Data shown:

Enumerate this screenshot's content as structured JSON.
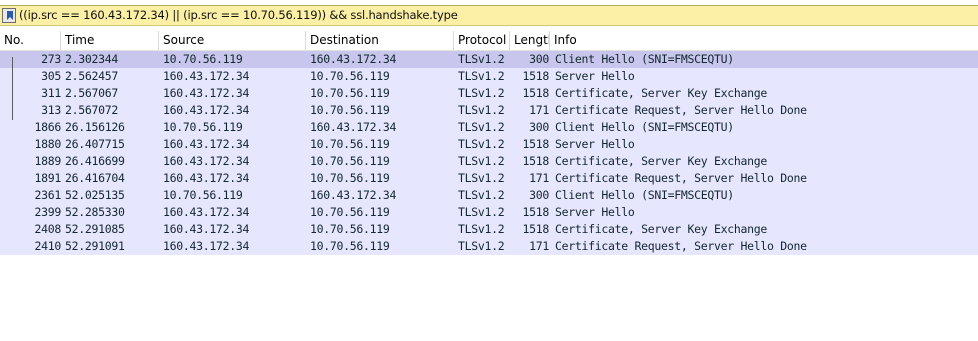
{
  "filter": {
    "text": "((ip.src == 160.43.172.34) || (ip.src == 10.70.56.119)) && ssl.handshake.type"
  },
  "columns": {
    "no": "No.",
    "time": "Time",
    "source": "Source",
    "destination": "Destination",
    "protocol": "Protocol",
    "length": "Length",
    "info": "Info"
  },
  "packets": [
    {
      "no": "273",
      "time": "2.302344",
      "source": "10.70.56.119",
      "destination": "160.43.172.34",
      "protocol": "TLSv1.2",
      "length": "300",
      "info": "Client Hello (SNI=FMSCEQTU)"
    },
    {
      "no": "305",
      "time": "2.562457",
      "source": "160.43.172.34",
      "destination": "10.70.56.119",
      "protocol": "TLSv1.2",
      "length": "1518",
      "info": "Server Hello"
    },
    {
      "no": "311",
      "time": "2.567067",
      "source": "160.43.172.34",
      "destination": "10.70.56.119",
      "protocol": "TLSv1.2",
      "length": "1518",
      "info": "Certificate, Server Key Exchange"
    },
    {
      "no": "313",
      "time": "2.567072",
      "source": "160.43.172.34",
      "destination": "10.70.56.119",
      "protocol": "TLSv1.2",
      "length": "171",
      "info": "Certificate Request, Server Hello Done"
    },
    {
      "no": "1866",
      "time": "26.156126",
      "source": "10.70.56.119",
      "destination": "160.43.172.34",
      "protocol": "TLSv1.2",
      "length": "300",
      "info": "Client Hello (SNI=FMSCEQTU)"
    },
    {
      "no": "1880",
      "time": "26.407715",
      "source": "160.43.172.34",
      "destination": "10.70.56.119",
      "protocol": "TLSv1.2",
      "length": "1518",
      "info": "Server Hello"
    },
    {
      "no": "1889",
      "time": "26.416699",
      "source": "160.43.172.34",
      "destination": "10.70.56.119",
      "protocol": "TLSv1.2",
      "length": "1518",
      "info": "Certificate, Server Key Exchange"
    },
    {
      "no": "1891",
      "time": "26.416704",
      "source": "160.43.172.34",
      "destination": "10.70.56.119",
      "protocol": "TLSv1.2",
      "length": "171",
      "info": "Certificate Request, Server Hello Done"
    },
    {
      "no": "2361",
      "time": "52.025135",
      "source": "10.70.56.119",
      "destination": "160.43.172.34",
      "protocol": "TLSv1.2",
      "length": "300",
      "info": "Client Hello (SNI=FMSCEQTU)"
    },
    {
      "no": "2399",
      "time": "52.285330",
      "source": "160.43.172.34",
      "destination": "10.70.56.119",
      "protocol": "TLSv1.2",
      "length": "1518",
      "info": "Server Hello"
    },
    {
      "no": "2408",
      "time": "52.291085",
      "source": "160.43.172.34",
      "destination": "10.70.56.119",
      "protocol": "TLSv1.2",
      "length": "1518",
      "info": "Certificate, Server Key Exchange"
    },
    {
      "no": "2410",
      "time": "52.291091",
      "source": "160.43.172.34",
      "destination": "10.70.56.119",
      "protocol": "TLSv1.2",
      "length": "171",
      "info": "Certificate Request, Server Hello Done"
    }
  ],
  "selected_packet": "273",
  "colors": {
    "filter_bg": "#fbf0a5",
    "row_bg": "#e7e6ff",
    "selected_row_bg": "#c8c6ec"
  }
}
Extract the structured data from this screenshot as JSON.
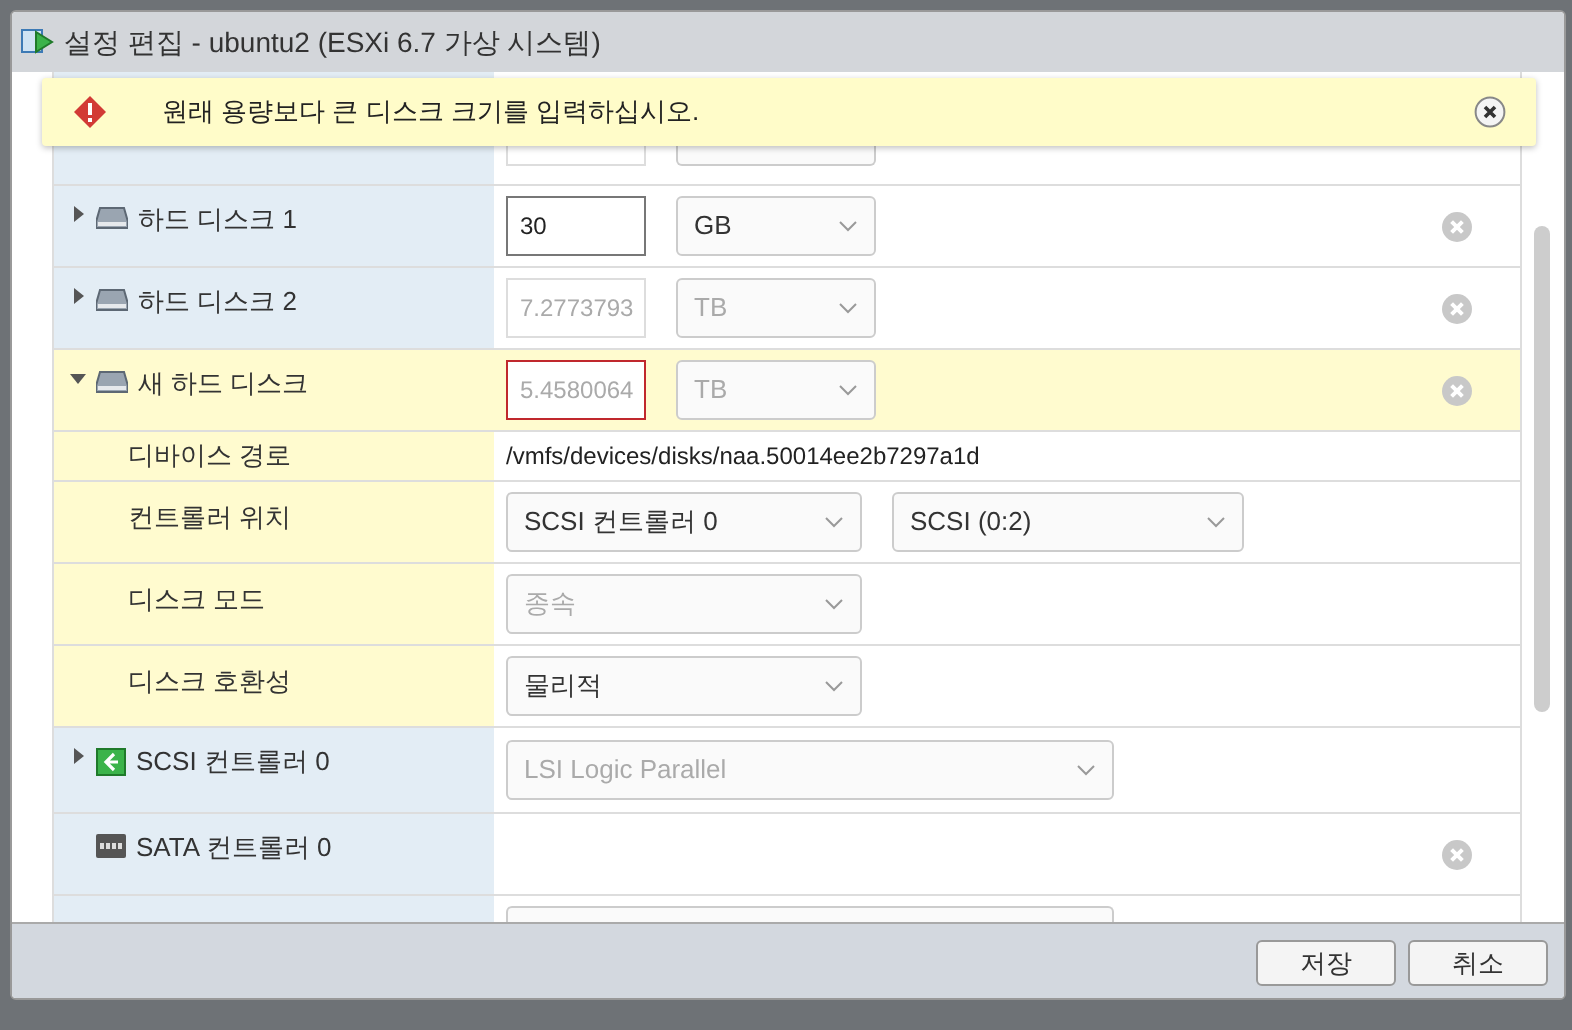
{
  "window": {
    "title": "설정 편집 - ubuntu2 (ESXi 6.7 가상 시스템)"
  },
  "alert": {
    "message": "원래 용량보다 큰 디스크 크기를 입력하십시오."
  },
  "devices": [
    {
      "kind": "disk",
      "label": "하드 디스크 1",
      "expanded": false,
      "selected": false,
      "removable": true,
      "size": {
        "value": "30",
        "disabled": false,
        "error": false
      },
      "unit": {
        "value": "GB",
        "disabled": false
      }
    },
    {
      "kind": "disk",
      "label": "하드 디스크 2",
      "expanded": false,
      "selected": false,
      "removable": true,
      "size": {
        "value": "7.2773793",
        "disabled": true,
        "error": false
      },
      "unit": {
        "value": "TB",
        "disabled": true
      }
    },
    {
      "kind": "disk",
      "label": "새 하드 디스크",
      "expanded": true,
      "selected": true,
      "removable": true,
      "size": {
        "value": "5.4580064",
        "disabled": true,
        "error": true
      },
      "unit": {
        "value": "TB",
        "disabled": true
      },
      "children": [
        {
          "kind": "text",
          "label": "디바이스 경로",
          "value": "/vmfs/devices/disks/naa.50014ee2b7297a1d"
        },
        {
          "kind": "selects",
          "label": "컨트롤러 위치",
          "selects": [
            {
              "value": "SCSI 컨트롤러 0",
              "disabled": false
            },
            {
              "value": "SCSI (0:2)",
              "disabled": false
            }
          ]
        },
        {
          "kind": "selects",
          "label": "디스크 모드",
          "selects": [
            {
              "value": "종속",
              "disabled": true
            }
          ]
        },
        {
          "kind": "selects",
          "label": "디스크 호환성",
          "selects": [
            {
              "value": "물리적",
              "disabled": false
            }
          ]
        }
      ]
    },
    {
      "kind": "scsi",
      "label": "SCSI 컨트롤러 0",
      "expanded": false,
      "removable": false,
      "select": {
        "value": "LSI Logic Parallel",
        "disabled": true
      }
    },
    {
      "kind": "sata",
      "label": "SATA 컨트롤러 0",
      "removable": true
    }
  ],
  "buttons": [
    {
      "label": "저장"
    },
    {
      "label": "취소"
    }
  ]
}
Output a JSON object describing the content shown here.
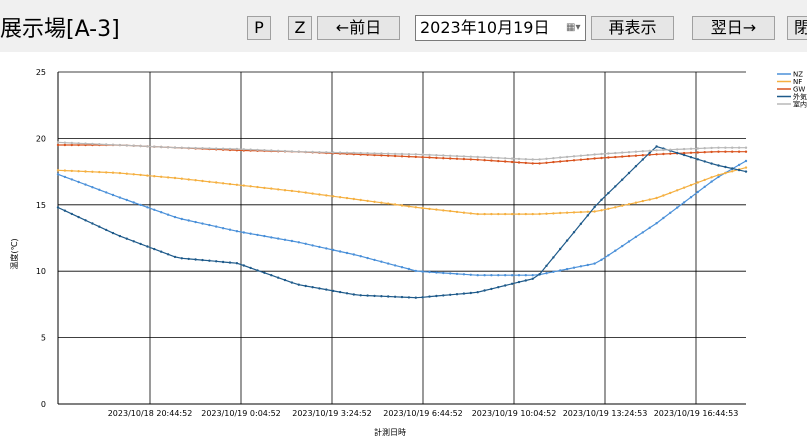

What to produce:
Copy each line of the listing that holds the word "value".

Output for this exercise:
        "value": "30",
        "value": "GB",
        "value": "7.2773793",
        "value": "TB",
        "value": "5.4580064",
        "value": "TB",
          "value": "/vmfs/devices/disks/naa.50014ee2b7297a1d"
              "value": "SCSI 컨트롤러 0",
              "value": "SCSI (0:2)",
              "value": "종속",
              "value": "물리적",
        "value": "LSI Logic Parallel",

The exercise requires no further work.